On the 29th April 1916 he was transferred to the Royal Defence Corps, joining the 10th Battalion (2nd (Home Service) Garrison Battalion Yorkshire Regiment)on the 18th August. The following January (16th) he was posted to the 4th Battalion (2nd (Home Service) Garrison Battalion Lincolnshire Regiment). James spent 37 days in the 3rd Northern General Hospital, Sheffield, in February/March 1917, suffering from Piles. However, he was appointed Lance Corporal on the 16th October 1917.

The Royal Defence Corps was a corps of the British Army formed in August 1917. It was initially formed by converting the (Home Service) Garrison battalions of line infantry regiments. Garrison battalions were composed of soldiers either too old or medically unfit for active front-line service; the Home Service status indicated they were unable to be transferred overseas.
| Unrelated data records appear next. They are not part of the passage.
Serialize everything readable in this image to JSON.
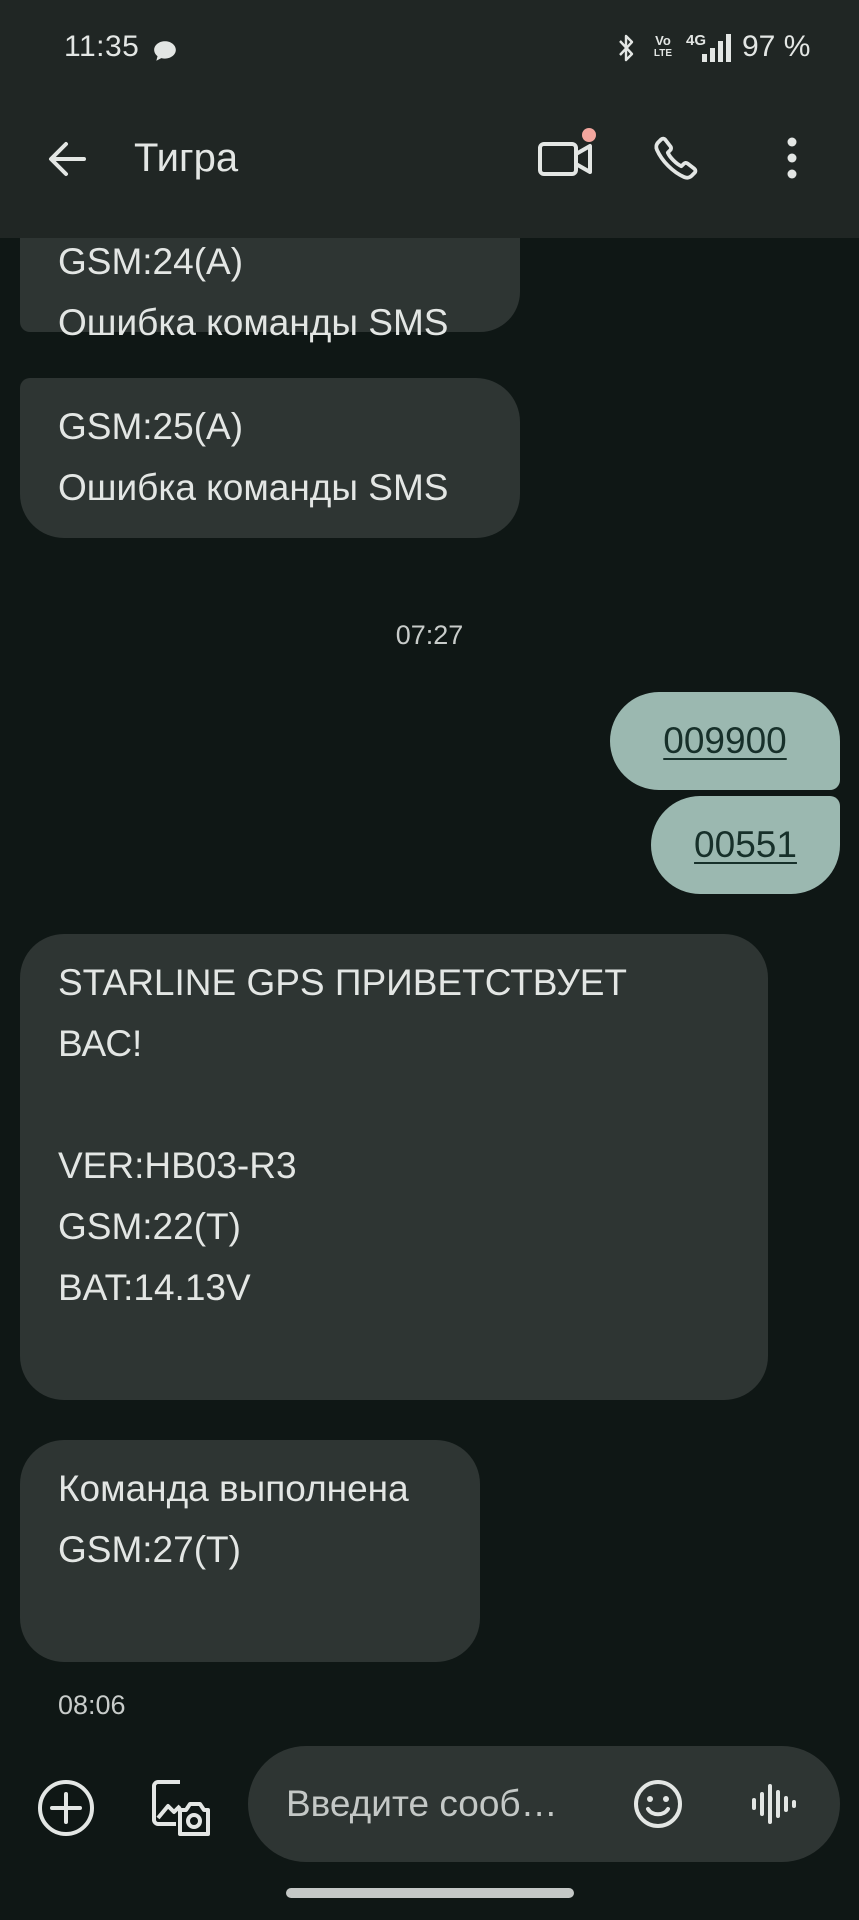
{
  "status_bar": {
    "time": "11:35",
    "volte_top": "Vo",
    "volte_bottom": "LTE",
    "network": "4G",
    "battery": "97 %"
  },
  "app_bar": {
    "contact_name": "Тигра"
  },
  "messages": [
    {
      "direction": "in",
      "text": "GSM:24(A)\nОшибка команды SMS"
    },
    {
      "direction": "in",
      "text": "GSM:25(A)\nОшибка команды SMS"
    },
    {
      "type": "timestamp",
      "text": "07:27"
    },
    {
      "direction": "out",
      "text": "009900"
    },
    {
      "direction": "out",
      "text": "00551"
    },
    {
      "direction": "in",
      "text": "STARLINE GPS ПРИВЕТСТВУЕТ\nВАС!\n\nVER:HB03-R3\nGSM:22(T)\nBAT:14.13V"
    },
    {
      "direction": "in",
      "text": "Команда выполнена\nGSM:27(T)"
    },
    {
      "type": "timestamp",
      "text": "08:06"
    }
  ],
  "composer": {
    "placeholder": "Введите сооб…"
  },
  "colors": {
    "bar_background": "#202624",
    "screen_background": "#0f1715",
    "incoming_bubble": "#2e3533",
    "outgoing_bubble": "#9bb8b0",
    "notification_dot": "#f2a69e"
  }
}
Eighteen battalions were converted in this way.

The role of the regiment was to provide troops for security and guard duties inside the United Kingdom; guarding
important locations such as ports or bridges. It also provided independent companies for guarding prisoner-of-war
camps. The regiment was never intended to be employed on overseas service.

Neither James' Service Papers nor his Medal Index Card, which shows he had no Medal entitlement, indicate any
overseas Service This is confirmed by his Silver War Badge, No. 406028, Records, which confirm that he was
finally discharged on the 16th October 1917, "K.R. 392 XVI - 'Sick'. No overseas service".

Just six months later John died in Buxton on the 10th February 1918. He was clearly never a healthy or well man,
yet tried and tried again to serve his Country. Certainly his War Grave deserves better care that was evidenced
earlier last year [2013] - see photo right.

Commemorated on:

James Wilds' name was not submitted for inclusion in any of the Buxton Memorials
He is buried in Buxton Cemetery 

Link to CWGC Record
John Varey's grave